She seems to have been a singularly precocious child, and is reported in July 1520, when scarcely four and a half years old, as entertaining some visitors by a performance on the virginals. When she was little over nine she was addressed in a complimentary Latin oration by commissioners sent over from Flanders on commercial matters, and replied to them in the same language "with as much assurance and facility as if she had been twelve years old".1 Her father was proud of her achievements. About the same time that she replied to the commissioners in Latin he was arranging that she should learn Spanish, Italian and French. A great part, however, of the credit of her early education was undoubtedly due to her mother, who not only consulted the Spanish scholar Vives upon the subject, but was herself Mary's first teacher in Latin. She was also well instructed in music, and among her principal recreations as she grew up was that of playing on the virginals and lute.
It was a misfortune that she shared with high-born ladies generally in those days that her prospects in life were made a matter of sordid bargaining from the first. Mary was little more than two years old when she was proposed in marriage to the dauphin, son of Francis I. Three years afterwards the French alliance was broken off, and in 1522 she was affianced to her cousin the young emperor Charles V by the Treaty of Windsor. No one, perhaps, seriously expected either of these arrangements to endure; and, though we read in grave state papers of some curious compliments and love tokens (really the mere counters of diplomacy) professedly sent by the girl of nine to her powerful cousin, not many years passed away before Charles released himself from this engagement and made a more convenient match.

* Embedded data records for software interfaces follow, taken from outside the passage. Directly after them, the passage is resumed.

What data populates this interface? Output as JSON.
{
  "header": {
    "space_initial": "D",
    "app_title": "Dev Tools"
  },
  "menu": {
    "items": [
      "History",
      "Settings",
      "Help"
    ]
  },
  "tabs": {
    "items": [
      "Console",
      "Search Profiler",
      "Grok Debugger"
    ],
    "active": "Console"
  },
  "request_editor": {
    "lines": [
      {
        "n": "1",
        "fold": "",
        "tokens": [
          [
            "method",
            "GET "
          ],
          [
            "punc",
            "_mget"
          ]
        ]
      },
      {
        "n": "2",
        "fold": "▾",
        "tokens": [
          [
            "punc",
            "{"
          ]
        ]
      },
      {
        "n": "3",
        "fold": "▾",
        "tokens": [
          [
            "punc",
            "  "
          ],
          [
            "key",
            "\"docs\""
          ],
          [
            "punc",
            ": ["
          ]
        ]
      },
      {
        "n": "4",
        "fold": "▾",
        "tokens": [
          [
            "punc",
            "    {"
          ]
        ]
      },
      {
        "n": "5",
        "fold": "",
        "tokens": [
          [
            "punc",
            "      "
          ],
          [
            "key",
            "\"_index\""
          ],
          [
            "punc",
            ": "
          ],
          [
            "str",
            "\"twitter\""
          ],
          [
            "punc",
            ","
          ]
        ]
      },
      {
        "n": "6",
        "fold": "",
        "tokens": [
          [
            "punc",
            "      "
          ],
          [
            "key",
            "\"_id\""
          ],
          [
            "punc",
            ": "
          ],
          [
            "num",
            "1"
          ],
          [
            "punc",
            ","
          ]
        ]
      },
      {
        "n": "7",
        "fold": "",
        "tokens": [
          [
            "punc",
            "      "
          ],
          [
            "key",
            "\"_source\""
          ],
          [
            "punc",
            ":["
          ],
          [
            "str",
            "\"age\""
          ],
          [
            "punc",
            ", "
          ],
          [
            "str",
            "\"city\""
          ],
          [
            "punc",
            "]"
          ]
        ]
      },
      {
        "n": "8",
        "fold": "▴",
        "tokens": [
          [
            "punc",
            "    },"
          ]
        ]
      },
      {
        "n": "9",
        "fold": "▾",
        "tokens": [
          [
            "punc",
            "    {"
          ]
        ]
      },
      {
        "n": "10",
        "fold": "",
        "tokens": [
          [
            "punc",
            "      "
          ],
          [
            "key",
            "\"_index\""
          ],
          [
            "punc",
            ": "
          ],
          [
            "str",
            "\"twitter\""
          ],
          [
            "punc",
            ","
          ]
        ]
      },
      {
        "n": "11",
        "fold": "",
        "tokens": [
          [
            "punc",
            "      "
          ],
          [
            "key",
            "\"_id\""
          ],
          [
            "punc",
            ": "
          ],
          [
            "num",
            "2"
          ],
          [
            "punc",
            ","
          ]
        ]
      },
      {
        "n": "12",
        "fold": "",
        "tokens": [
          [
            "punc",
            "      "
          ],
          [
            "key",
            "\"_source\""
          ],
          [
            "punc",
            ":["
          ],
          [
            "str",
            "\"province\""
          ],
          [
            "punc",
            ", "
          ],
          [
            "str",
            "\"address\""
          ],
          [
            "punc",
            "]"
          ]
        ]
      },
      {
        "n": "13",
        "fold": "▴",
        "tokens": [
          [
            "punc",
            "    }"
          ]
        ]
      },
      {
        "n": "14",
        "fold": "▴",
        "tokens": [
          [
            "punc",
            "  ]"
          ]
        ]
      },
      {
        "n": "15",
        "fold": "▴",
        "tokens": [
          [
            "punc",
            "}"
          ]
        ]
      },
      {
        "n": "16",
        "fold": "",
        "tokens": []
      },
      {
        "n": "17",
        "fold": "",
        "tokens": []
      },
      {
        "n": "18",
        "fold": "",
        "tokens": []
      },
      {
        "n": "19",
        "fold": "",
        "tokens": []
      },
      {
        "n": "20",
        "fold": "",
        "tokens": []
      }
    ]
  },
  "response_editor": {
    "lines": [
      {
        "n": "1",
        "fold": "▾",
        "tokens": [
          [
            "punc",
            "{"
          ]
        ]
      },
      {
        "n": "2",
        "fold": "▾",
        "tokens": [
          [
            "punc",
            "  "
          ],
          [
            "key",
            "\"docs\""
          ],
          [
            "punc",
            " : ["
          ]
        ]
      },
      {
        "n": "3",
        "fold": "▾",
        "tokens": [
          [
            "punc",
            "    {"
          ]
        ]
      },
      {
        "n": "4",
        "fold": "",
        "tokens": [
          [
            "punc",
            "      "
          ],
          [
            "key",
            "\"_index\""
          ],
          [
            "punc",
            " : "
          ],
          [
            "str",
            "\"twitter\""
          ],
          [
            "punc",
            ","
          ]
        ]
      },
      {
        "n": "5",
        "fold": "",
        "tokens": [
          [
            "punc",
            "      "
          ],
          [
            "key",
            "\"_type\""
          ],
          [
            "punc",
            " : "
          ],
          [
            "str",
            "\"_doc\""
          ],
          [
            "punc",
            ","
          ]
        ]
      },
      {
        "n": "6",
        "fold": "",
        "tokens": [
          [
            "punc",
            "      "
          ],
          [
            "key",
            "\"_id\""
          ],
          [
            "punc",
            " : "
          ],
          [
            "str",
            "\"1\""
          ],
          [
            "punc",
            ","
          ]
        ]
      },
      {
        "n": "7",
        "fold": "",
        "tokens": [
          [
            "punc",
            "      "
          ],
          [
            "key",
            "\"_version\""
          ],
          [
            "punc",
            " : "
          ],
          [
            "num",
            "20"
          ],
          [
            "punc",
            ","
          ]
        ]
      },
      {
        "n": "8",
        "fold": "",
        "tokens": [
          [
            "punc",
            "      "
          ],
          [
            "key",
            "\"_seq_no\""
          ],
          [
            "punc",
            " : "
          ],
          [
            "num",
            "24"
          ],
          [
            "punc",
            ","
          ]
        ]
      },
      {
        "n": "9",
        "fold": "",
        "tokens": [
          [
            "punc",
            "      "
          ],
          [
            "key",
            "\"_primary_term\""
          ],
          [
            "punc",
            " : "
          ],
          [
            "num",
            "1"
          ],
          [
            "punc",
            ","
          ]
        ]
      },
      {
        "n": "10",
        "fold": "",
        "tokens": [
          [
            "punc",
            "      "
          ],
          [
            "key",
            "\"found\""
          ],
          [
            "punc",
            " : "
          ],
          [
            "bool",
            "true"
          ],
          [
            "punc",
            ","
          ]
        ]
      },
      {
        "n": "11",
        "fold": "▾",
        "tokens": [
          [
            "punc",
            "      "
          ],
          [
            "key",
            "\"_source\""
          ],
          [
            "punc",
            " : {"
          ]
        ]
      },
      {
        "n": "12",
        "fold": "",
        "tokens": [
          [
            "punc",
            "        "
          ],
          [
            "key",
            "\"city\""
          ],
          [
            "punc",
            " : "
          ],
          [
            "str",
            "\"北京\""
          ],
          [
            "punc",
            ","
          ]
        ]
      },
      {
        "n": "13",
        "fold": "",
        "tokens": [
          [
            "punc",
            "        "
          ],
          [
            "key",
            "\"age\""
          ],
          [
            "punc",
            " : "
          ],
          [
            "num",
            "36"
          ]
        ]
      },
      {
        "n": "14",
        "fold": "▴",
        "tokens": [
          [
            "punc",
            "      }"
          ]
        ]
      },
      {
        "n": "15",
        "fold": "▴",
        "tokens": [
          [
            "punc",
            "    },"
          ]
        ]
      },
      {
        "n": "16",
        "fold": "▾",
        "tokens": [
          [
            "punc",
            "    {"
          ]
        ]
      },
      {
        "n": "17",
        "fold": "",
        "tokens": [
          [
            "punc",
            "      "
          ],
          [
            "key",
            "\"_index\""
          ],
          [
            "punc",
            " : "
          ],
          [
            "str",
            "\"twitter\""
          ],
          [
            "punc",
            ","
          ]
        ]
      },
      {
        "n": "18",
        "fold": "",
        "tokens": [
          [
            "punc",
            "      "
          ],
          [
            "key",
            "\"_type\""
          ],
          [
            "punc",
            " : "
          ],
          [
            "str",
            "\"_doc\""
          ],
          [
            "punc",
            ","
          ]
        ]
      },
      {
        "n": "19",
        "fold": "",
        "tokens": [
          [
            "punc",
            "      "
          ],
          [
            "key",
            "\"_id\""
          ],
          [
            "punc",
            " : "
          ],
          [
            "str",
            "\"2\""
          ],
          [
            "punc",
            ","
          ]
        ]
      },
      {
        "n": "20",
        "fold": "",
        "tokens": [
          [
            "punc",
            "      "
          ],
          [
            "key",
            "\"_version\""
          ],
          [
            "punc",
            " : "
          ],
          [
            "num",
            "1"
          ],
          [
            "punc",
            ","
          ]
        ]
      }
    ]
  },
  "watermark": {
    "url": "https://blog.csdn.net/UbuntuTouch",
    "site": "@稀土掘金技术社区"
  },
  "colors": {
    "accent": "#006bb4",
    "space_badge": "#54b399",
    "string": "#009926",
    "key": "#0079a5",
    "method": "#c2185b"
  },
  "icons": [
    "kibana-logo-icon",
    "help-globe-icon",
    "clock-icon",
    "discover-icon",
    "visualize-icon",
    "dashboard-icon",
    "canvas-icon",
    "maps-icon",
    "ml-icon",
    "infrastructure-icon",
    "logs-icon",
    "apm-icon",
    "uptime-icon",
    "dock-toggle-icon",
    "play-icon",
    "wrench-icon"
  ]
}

Lady Mary, c. 1521-1525.
By Lucas Horenbout. NPG.
In 1526 a rearrangement was made of the royal household, and it was thought right to give Mary an establishment of her own along with a council on the borders of Wales, for the better government of the Marches. For some years she accordingly kept her court at Ludlow, while new arrangements were made for the disposal of her hand. She was now proposed as a wife, not for the dauphin as before, but for his father Francis I, who had just been redeemed from captivity at Madrid, and who was only too glad of an alliance with England to mitigate the severe conditions imposed on him by the emperor. Wolsey, however, on this occasion, only made use of the princess as a bait to enhance the terms of the compact, and left Francis free in the end to marry the emperor's sister.
It was during this negotiation, as Henry afterwards pretended, that the question was first raised whether Henry's own marriage with Catherine was a lawful one. Grammont, Bishop of Tarbes, who was one of the ambassadors sent over by Francis to ask the princess in marriage, had, it was said, started an objection that she might possibly be considered illegitimate on account of her mother having been once the wife of her father's brother. The statement was a mere pretence to shield the king when the unpopularity of the divorce became apparent. It is proved to be untrue by the strongest evidence, for we have pretty full contemporary records of the whole negotiation. On the contrary, it is quite clear that Henry, who had already for some time conceived the project of a divorce, kept the matter a dead secret, and was particularly anxious that the French ambassadors should not know it,